WORK TASK
Please report how many lines of the listing contain the string "title", giving the number only.

####################

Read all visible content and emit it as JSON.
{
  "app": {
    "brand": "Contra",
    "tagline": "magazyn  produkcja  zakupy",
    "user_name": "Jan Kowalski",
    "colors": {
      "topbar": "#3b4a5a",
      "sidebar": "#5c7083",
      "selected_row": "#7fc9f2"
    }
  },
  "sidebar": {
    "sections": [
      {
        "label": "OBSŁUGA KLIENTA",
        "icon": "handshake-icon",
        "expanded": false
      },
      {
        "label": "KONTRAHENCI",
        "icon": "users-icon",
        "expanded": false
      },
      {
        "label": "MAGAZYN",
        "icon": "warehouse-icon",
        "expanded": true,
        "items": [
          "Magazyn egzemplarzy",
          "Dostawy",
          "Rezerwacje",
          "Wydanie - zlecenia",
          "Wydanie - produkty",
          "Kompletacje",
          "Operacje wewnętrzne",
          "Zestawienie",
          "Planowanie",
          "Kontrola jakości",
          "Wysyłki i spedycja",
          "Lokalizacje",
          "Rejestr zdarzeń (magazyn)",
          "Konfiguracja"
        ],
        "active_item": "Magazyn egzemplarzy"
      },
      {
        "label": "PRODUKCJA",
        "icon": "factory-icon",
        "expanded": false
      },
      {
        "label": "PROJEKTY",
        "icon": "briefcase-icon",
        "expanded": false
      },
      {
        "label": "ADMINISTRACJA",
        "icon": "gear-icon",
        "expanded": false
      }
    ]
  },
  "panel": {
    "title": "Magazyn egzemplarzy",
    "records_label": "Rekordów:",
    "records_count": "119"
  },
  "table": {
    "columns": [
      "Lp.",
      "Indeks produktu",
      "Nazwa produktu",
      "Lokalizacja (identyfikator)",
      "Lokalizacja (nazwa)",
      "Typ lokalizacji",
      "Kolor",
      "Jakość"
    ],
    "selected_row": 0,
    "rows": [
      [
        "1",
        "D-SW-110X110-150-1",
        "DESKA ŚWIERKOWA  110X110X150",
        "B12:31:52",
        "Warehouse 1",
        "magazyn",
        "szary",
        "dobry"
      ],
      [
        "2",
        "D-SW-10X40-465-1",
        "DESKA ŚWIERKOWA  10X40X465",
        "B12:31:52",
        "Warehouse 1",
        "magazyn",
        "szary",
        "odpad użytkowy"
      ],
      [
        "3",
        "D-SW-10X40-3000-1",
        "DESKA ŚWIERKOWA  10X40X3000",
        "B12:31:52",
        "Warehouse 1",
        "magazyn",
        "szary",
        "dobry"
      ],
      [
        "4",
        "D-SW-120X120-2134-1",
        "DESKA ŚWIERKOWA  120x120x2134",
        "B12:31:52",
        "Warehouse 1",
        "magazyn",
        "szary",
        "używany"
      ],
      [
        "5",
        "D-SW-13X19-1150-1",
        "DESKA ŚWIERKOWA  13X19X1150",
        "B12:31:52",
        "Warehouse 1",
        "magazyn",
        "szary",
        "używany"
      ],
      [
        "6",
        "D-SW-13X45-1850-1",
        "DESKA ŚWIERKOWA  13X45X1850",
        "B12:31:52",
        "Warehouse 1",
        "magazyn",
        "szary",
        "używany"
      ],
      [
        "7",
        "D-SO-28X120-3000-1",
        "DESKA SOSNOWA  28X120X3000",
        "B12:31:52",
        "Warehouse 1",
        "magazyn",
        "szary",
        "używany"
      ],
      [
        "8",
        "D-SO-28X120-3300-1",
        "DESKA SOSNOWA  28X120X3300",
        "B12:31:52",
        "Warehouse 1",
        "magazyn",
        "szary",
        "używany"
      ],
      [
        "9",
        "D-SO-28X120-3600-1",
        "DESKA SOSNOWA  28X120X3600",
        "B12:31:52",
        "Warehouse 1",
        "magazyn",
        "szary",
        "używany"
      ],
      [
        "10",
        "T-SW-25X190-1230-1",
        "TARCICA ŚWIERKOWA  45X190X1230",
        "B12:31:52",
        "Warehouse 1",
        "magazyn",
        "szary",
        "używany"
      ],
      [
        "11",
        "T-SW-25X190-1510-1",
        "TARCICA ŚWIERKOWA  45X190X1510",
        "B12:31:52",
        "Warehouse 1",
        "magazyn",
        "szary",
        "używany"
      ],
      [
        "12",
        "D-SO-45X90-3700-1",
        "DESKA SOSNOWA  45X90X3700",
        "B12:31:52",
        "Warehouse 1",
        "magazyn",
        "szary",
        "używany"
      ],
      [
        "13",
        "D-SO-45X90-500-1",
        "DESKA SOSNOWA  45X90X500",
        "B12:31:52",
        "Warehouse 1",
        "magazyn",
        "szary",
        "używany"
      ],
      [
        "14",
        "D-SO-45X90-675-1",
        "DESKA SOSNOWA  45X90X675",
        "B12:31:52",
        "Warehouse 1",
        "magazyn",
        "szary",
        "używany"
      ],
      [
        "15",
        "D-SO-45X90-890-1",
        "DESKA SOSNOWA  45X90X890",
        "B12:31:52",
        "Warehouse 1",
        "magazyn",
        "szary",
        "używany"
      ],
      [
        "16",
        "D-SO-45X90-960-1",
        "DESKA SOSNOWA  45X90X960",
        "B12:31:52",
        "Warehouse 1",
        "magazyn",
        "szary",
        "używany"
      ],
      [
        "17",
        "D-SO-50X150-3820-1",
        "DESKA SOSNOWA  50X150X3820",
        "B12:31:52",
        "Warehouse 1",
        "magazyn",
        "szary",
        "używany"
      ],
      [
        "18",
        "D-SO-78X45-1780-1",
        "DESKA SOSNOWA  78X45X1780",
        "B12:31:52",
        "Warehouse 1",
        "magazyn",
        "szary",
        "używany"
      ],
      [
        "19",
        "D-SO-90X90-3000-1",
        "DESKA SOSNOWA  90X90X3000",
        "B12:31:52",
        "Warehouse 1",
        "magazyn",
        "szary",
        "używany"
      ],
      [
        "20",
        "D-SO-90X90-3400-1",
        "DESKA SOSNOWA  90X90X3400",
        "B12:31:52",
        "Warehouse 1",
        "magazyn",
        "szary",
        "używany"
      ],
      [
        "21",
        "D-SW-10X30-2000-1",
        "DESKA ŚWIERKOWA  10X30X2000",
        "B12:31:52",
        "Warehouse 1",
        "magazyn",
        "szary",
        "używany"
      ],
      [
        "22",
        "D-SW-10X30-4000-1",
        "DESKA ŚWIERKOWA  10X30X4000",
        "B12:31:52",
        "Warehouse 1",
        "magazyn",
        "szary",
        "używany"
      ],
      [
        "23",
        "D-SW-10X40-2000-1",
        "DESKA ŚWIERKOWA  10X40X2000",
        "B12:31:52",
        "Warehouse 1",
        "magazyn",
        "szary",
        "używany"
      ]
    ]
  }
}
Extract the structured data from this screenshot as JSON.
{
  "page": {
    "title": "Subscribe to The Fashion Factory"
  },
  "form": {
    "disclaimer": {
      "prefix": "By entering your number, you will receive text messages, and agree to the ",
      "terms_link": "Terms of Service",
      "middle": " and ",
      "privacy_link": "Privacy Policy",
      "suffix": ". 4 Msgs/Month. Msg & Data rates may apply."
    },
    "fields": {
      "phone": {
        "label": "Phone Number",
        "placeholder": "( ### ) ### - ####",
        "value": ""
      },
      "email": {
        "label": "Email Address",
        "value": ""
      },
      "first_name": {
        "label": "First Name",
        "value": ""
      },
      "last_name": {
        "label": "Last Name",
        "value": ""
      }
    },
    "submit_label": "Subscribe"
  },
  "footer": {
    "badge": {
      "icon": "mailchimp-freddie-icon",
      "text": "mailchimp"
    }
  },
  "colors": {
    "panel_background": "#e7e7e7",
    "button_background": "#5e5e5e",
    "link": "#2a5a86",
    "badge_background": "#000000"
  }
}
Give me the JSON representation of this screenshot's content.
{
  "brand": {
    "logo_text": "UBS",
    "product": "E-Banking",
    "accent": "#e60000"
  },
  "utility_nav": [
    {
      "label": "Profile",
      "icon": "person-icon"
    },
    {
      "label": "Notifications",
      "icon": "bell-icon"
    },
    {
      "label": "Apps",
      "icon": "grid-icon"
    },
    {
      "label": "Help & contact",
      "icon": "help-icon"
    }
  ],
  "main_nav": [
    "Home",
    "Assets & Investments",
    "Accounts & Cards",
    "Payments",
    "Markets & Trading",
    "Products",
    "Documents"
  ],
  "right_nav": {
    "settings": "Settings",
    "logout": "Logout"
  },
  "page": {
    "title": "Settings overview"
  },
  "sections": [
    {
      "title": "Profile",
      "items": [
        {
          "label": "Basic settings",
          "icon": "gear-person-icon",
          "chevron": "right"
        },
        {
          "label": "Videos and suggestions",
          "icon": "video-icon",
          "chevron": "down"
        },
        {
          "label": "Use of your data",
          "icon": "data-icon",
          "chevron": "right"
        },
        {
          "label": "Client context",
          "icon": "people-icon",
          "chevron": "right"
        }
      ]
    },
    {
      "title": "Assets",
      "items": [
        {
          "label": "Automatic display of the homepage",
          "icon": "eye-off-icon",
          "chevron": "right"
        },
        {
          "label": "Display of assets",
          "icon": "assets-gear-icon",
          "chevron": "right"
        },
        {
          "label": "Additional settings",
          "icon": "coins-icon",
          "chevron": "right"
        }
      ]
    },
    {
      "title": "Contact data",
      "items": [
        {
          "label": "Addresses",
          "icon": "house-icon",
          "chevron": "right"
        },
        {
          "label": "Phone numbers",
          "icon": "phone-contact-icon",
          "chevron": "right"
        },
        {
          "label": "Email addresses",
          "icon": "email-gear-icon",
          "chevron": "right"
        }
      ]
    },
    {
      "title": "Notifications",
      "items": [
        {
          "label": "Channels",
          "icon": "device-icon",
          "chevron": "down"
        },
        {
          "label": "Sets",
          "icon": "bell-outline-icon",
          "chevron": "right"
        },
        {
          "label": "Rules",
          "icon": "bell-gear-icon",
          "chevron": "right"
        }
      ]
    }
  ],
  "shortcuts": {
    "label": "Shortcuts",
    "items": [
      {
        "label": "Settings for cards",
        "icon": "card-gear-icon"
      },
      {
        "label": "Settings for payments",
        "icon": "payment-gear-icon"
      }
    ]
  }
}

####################

PROBLEM SOLUTION
7